No, I'm not talking about climate change.

One change is a complication of draining the low land. Constantly pumping out water has allowed formerly saturated soil to shrink and settle. Gradually, over the last century, the ground under New Orleans has sunk.

Another change is a partly natural process. When a river floods, leaving the confines of its channel, its flow is spread over a much larger area and therefore slows down. In slower water, silt settles to the bottom. Much of this silt ends up on top of the river bank, where the water first slows down. Over time, with repeated flooding, a ridge builds up along the bank. Then the river floods less frequently, so more of the silt is dropped inside the river channel, instead of out on the floodplain. Eventually, the entire river can be raised above the surrounding land. In fact, the term "levee" comes from a French word meaning "lifted."

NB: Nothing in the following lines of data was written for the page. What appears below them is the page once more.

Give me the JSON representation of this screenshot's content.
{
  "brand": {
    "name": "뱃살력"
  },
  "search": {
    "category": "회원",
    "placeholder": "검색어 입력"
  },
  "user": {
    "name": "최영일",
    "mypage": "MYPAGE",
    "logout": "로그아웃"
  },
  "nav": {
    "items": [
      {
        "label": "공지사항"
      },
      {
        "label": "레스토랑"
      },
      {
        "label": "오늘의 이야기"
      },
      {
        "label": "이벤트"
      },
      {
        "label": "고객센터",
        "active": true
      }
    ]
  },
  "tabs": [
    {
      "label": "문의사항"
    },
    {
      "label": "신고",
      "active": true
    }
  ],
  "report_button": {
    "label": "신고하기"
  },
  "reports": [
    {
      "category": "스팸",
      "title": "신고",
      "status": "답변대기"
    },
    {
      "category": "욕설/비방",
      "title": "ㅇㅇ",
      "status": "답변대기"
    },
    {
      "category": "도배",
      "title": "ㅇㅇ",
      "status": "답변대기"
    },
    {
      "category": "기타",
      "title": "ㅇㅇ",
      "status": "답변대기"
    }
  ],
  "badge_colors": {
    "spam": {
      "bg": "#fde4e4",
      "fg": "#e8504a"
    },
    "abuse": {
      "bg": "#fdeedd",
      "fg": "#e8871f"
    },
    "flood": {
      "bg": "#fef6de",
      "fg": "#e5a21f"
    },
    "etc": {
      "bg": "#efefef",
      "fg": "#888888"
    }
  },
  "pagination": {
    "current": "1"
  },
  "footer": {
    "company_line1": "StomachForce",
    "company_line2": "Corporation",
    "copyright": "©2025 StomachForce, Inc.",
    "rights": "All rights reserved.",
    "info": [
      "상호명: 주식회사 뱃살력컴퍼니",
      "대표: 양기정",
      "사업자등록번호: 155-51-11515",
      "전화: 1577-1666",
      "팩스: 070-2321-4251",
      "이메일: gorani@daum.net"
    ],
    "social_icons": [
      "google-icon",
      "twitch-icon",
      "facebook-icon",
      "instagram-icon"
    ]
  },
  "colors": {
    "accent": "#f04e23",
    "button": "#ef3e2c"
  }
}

Of course, once there are buildings on a floodplain, people want to protect them, so they build the levees even higher, and the river floods even less frequently. More silt builds up in the riverbed, and less gets added to the floodplain. Slowly, slowly, the water level moves even higher compared to the land.

These changes, happening over most of the last century, and to some extent over the last three centuries, have put the city lower with respect to surrounding waters.

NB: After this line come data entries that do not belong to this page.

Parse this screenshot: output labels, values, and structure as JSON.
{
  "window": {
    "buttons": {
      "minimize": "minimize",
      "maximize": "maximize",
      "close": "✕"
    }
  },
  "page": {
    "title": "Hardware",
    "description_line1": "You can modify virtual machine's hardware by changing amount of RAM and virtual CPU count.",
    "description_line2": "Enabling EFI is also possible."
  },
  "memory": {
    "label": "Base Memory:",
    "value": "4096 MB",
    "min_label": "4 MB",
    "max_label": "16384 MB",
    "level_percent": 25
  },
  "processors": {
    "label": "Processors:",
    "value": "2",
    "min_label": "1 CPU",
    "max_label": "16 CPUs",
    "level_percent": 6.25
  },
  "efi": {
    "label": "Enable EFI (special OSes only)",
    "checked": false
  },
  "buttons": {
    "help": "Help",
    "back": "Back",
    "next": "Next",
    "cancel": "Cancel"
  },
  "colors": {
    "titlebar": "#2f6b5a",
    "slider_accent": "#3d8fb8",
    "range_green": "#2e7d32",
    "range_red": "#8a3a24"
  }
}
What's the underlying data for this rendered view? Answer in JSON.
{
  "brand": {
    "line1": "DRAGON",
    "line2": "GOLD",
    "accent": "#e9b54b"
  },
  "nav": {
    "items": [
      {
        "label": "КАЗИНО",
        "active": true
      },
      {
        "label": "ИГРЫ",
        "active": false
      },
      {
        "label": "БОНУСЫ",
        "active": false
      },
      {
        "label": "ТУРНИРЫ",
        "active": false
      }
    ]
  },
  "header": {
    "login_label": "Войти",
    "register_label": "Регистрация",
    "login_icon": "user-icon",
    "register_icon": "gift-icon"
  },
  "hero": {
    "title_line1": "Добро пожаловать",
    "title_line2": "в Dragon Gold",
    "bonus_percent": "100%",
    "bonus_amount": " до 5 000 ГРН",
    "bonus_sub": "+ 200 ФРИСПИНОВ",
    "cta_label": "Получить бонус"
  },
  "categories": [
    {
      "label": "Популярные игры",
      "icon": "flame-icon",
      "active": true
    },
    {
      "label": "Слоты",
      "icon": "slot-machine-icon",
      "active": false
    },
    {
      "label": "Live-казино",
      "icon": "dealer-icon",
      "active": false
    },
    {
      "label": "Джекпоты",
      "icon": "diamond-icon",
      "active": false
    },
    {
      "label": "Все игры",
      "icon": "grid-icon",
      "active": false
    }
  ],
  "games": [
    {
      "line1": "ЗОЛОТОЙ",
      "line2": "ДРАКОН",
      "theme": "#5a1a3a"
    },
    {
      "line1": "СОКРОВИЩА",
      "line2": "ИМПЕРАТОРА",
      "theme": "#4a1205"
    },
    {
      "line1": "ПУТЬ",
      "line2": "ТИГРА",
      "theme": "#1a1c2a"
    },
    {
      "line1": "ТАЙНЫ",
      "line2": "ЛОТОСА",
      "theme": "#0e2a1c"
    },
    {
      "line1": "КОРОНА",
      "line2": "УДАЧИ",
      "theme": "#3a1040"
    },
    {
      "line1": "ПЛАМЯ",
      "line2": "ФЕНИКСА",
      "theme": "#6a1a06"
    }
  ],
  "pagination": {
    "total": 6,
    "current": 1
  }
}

Then there are changes to the coastal marshlands. When a storm surge driven by a hurricane comes onto the Louisiana coast, it loses much of its height and force in a huge area of marshes. However, these marshes have been disappearing since the 1930s, when the levees of the Mississippi were raised for greater flood protection. Silt from floods used to build up the marshlands, but now that silt goes straight out into deeper water in the Gulf of Mexico. At the same time, the marshes have been eroding faster than before, because of numerous canals cut through them for shipping and oil exploration. Almost 2000 square miles of marshes have vanished since the 30s, and the loss continues at a rate of "roughly one acre every 33 minutes" (National Geographic, October 2004). If you start into the article I've linked, and the opening description of the hurricane's devastation seems slightly off, just notice when it was written.

Having read all this, I now realize that New Orleans wasn't always a disaster waiting to happen. Its vulnerability grew slowly over many decades. In the meantime it had already become a major port city, an important cultural centre, and a treasured place for hundreds of thousands, if not millions of people.

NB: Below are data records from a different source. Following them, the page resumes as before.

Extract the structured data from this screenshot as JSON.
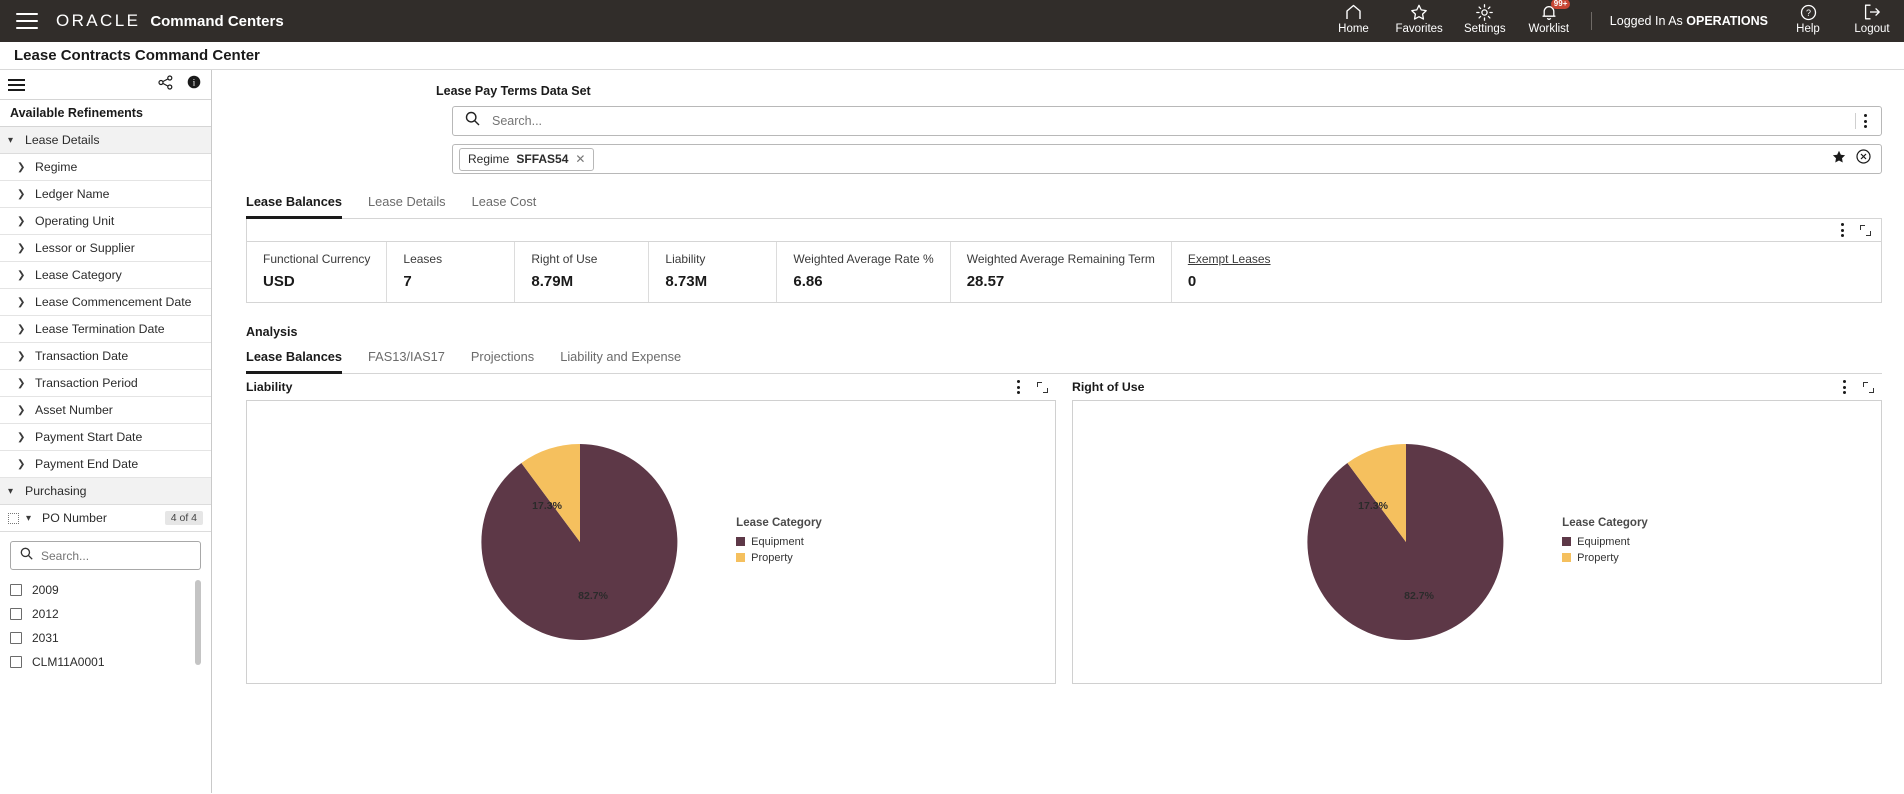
{
  "topbar": {
    "menu_icon": "hamburger-icon",
    "brand": "ORACLE",
    "app_name": "Command Centers",
    "nav": [
      {
        "label": "Home",
        "icon": "home-icon"
      },
      {
        "label": "Favorites",
        "icon": "star-icon"
      },
      {
        "label": "Settings",
        "icon": "gear-icon"
      },
      {
        "label": "Worklist",
        "icon": "bell-icon",
        "badge": "99+"
      }
    ],
    "logged_in_prefix": "Logged In As",
    "logged_in_user": "OPERATIONS",
    "help_label": "Help",
    "help_icon": "question-circle-icon",
    "logout_label": "Logout",
    "logout_icon": "logout-arrow-icon"
  },
  "page": {
    "title": "Lease Contracts Command Center"
  },
  "sidebar": {
    "menu_icon": "hamburger-icon",
    "share_icon": "share-icon",
    "info_icon": "info-icon",
    "header": "Available Refinements",
    "groups": [
      {
        "label": "Lease Details",
        "expanded": true,
        "items": [
          "Regime",
          "Ledger Name",
          "Operating Unit",
          "Lessor or Supplier",
          "Lease Category",
          "Lease Commencement Date",
          "Lease Termination Date",
          "Transaction Date",
          "Transaction Period",
          "Asset Number",
          "Payment Start Date",
          "Payment End Date"
        ]
      },
      {
        "label": "Purchasing",
        "expanded": true,
        "items": []
      }
    ],
    "po_number": {
      "label": "PO Number",
      "count": "4 of 4",
      "search_placeholder": "Search...",
      "search_value": "",
      "search_icon": "search-icon",
      "options": [
        {
          "label": "2009",
          "checked": false
        },
        {
          "label": "2012",
          "checked": false
        },
        {
          "label": "2031",
          "checked": false
        },
        {
          "label": "CLM11A0001",
          "checked": false
        }
      ]
    }
  },
  "dataset": {
    "label": "Lease Pay Terms Data Set",
    "search_placeholder": "Search...",
    "search_value": "",
    "search_icon": "search-icon",
    "kebab_icon": "more-vertical-icon"
  },
  "filters": {
    "chips": [
      {
        "name": "Regime",
        "value": "SFFAS54",
        "remove_icon": "close-icon"
      }
    ],
    "star_icon": "star-filled-icon",
    "clear_icon": "clear-circle-icon"
  },
  "main_tabs": [
    {
      "label": "Lease Balances",
      "active": true
    },
    {
      "label": "Lease Details",
      "active": false
    },
    {
      "label": "Lease Cost",
      "active": false
    }
  ],
  "metrics_panel": {
    "kebab_icon": "more-vertical-icon",
    "expand_icon": "expand-icon",
    "metrics": [
      {
        "label": "Functional Currency",
        "value": "USD",
        "underlined": false
      },
      {
        "label": "Leases",
        "value": "7",
        "underlined": false
      },
      {
        "label": "Right of Use",
        "value": "8.79M",
        "underlined": false
      },
      {
        "label": "Liability",
        "value": "8.73M",
        "underlined": false
      },
      {
        "label": "Weighted Average Rate %",
        "value": "6.86",
        "underlined": false
      },
      {
        "label": "Weighted Average Remaining Term",
        "value": "28.57",
        "underlined": false
      },
      {
        "label": "Exempt Leases",
        "value": "0",
        "underlined": true
      }
    ]
  },
  "analysis": {
    "title": "Analysis",
    "tabs": [
      {
        "label": "Lease Balances",
        "active": true
      },
      {
        "label": "FAS13/IAS17",
        "active": false
      },
      {
        "label": "Projections",
        "active": false
      },
      {
        "label": "Liability and Expense",
        "active": false
      }
    ]
  },
  "colors": {
    "equipment": "#5d3847",
    "property": "#f5c05e",
    "header_bg": "#312d2a",
    "accent_red": "#c74634"
  },
  "chart_data": [
    {
      "type": "pie",
      "title": "Liability",
      "legend_title": "Lease Category",
      "legend_position": "right",
      "categories": [
        "Equipment",
        "Property"
      ],
      "values": [
        82.7,
        17.3
      ],
      "labels": [
        "82.7%",
        "17.3%"
      ],
      "colors": [
        "#5d3847",
        "#f5c05e"
      ],
      "kebab_icon": "more-vertical-icon",
      "expand_icon": "expand-icon"
    },
    {
      "type": "pie",
      "title": "Right of Use",
      "legend_title": "Lease Category",
      "legend_position": "right",
      "categories": [
        "Equipment",
        "Property"
      ],
      "values": [
        82.7,
        17.3
      ],
      "labels": [
        "82.7%",
        "17.3%"
      ],
      "colors": [
        "#5d3847",
        "#f5c05e"
      ],
      "kebab_icon": "more-vertical-icon",
      "expand_icon": "expand-icon"
    }
  ]
}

What happens now? How much of the city will be rebuilt? Can the artificial levees be built to withstand higher storm surges? What about the problems of subsidence, and silt deposition in the riverbed, and loss of coastal marshlands? What can be done to slow or reverse these changes? Or will they continue unabated? When the next major hurricane hits, will the devastation be even worse?

And why do I spend my time monitoring the regrowth of grass on old oil well sites?

Thursday, September 01, 2005

Crop checking

After all the wind and rain yesterday, and seeing the leaf-littered streets and my bedraggled, leaned-over garden, I was afraid to look at the crops. But as I drove out to an oil well site south of Carlyle today, I decided it could have been worse. (Keep in mind that I wasn't raised on a grain farm, so I'm not a good judge of crop condition, especially when I'm just driving by.) A lot of fields have been combined already, and there didn't seem to be many down in swath. I expected to see some lodging, but I only noticed a few small patches that were lying flat. I did see some fields that looked not quite right, as if most of the heads were bent over and only a scattering of them were still standing straight up. I'm wondering if it was hail, or just the cumulative effect of a whole day of gusty wind on a wet crop that's too ripe to straighten up again after.